__YOUR INSTRUCTIONS__
Go through the listing below and state how many of its lines include "itlike". Write only that number.

__TASK INPUT__
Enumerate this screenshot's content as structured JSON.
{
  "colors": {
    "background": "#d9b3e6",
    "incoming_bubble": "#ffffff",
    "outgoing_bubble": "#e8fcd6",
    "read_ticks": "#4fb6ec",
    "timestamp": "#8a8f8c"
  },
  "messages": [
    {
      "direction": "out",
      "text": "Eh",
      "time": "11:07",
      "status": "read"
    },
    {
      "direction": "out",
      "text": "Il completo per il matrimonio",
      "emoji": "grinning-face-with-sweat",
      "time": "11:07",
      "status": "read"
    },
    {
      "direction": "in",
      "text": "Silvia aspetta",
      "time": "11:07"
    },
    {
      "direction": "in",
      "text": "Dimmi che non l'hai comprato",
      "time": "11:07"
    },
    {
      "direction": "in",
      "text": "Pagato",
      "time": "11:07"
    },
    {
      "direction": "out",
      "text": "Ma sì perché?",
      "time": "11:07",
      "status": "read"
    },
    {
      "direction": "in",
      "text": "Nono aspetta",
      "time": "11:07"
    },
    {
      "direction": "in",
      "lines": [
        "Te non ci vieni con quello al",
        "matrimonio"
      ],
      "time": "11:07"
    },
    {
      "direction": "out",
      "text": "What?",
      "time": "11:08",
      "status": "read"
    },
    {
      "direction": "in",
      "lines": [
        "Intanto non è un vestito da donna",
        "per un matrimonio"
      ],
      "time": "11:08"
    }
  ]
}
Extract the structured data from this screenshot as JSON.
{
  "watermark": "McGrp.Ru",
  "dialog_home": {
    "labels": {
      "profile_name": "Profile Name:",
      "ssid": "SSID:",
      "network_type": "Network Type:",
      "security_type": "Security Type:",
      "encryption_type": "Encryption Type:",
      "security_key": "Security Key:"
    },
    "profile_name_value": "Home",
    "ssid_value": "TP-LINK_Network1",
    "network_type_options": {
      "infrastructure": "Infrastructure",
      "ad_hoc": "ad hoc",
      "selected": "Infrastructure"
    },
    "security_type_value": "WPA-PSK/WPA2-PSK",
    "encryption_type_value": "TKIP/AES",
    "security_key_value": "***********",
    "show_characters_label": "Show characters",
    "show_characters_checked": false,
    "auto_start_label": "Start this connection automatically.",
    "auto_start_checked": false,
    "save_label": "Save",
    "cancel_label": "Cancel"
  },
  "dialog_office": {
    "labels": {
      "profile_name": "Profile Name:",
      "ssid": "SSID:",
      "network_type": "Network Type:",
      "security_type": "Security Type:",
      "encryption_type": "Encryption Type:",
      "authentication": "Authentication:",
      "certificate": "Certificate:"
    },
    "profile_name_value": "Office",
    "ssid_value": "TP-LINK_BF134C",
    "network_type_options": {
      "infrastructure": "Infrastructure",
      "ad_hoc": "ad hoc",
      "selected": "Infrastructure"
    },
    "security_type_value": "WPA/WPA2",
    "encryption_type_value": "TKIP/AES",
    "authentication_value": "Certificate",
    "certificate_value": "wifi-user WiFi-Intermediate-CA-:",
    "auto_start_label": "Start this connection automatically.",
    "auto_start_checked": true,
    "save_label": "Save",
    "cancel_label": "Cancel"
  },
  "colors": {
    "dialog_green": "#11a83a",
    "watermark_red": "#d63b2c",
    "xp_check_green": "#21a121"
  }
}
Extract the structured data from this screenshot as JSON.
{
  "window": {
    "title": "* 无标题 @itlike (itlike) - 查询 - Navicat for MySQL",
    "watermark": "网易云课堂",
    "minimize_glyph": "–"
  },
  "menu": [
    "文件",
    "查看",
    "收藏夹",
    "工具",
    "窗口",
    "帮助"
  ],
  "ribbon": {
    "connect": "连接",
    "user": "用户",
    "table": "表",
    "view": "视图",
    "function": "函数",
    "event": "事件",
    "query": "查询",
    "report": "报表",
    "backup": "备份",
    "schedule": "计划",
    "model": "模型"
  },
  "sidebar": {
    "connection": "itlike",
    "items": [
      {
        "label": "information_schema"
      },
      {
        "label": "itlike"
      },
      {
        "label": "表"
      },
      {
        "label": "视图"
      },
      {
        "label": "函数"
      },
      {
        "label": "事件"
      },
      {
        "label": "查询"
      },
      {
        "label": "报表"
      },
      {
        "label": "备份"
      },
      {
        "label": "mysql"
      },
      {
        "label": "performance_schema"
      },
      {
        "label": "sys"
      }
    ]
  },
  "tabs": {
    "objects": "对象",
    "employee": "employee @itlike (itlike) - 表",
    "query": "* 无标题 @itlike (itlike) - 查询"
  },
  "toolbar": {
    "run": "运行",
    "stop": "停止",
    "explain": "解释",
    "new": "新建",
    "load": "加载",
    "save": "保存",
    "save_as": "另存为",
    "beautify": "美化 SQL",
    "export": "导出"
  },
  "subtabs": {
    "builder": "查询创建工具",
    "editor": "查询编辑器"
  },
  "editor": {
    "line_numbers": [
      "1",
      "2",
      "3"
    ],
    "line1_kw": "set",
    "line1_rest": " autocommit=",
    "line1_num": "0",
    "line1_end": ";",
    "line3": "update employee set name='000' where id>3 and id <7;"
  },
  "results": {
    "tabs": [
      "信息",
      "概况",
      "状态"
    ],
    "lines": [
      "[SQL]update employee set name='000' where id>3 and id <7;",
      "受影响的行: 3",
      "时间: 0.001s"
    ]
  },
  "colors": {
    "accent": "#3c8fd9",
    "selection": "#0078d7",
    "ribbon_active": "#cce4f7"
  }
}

__WRITTEN ANSWER__
5